■ Task item
Within the material below, how many lines carry the word "JSON"? Answer with a single number.

■ Recorded data
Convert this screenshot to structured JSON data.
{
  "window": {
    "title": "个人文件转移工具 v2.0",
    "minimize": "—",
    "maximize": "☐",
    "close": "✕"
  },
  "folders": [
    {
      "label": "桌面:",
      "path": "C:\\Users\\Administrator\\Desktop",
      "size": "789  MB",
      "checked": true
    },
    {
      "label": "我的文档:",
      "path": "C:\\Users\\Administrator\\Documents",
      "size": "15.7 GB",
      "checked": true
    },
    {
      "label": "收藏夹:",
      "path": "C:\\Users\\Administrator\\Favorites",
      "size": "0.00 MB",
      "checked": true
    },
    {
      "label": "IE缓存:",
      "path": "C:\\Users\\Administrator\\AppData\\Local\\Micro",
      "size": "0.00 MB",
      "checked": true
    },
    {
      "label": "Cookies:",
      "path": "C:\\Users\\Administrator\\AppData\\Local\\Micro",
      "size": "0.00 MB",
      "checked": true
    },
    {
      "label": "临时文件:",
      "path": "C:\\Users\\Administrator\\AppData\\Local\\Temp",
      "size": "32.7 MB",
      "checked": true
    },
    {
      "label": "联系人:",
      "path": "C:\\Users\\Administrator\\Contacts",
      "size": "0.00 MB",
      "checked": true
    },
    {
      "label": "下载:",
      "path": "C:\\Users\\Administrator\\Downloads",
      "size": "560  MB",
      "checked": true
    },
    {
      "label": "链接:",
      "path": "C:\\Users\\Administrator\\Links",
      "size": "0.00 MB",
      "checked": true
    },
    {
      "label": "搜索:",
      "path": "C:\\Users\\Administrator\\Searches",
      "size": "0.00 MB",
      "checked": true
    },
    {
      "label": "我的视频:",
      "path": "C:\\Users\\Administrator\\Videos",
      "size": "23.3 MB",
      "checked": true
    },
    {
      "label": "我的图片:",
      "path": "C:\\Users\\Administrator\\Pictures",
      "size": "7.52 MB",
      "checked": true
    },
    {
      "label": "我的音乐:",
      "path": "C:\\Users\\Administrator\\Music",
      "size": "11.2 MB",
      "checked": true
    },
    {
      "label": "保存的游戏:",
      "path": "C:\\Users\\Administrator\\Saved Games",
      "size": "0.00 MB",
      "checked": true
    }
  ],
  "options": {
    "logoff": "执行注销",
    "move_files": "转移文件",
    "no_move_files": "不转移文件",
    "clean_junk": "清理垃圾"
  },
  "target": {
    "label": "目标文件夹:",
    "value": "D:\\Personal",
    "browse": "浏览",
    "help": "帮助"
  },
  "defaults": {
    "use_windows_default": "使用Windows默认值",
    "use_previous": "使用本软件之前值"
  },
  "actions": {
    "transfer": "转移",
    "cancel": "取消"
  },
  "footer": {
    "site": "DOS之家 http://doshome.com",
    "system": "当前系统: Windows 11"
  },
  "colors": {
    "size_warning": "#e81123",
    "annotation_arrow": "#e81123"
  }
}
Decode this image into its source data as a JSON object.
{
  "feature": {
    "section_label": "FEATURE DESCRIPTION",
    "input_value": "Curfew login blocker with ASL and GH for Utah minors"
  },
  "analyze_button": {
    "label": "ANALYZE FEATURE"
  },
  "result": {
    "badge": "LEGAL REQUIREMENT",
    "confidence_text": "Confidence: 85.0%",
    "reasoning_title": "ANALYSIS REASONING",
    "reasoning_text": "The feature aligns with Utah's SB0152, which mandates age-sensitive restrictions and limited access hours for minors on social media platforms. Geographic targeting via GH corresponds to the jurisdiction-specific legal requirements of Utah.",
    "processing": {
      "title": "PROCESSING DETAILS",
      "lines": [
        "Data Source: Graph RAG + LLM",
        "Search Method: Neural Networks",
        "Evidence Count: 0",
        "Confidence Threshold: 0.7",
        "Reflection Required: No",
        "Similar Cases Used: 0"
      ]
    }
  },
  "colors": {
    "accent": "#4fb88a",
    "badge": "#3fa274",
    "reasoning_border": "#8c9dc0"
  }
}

■ Output of the task
2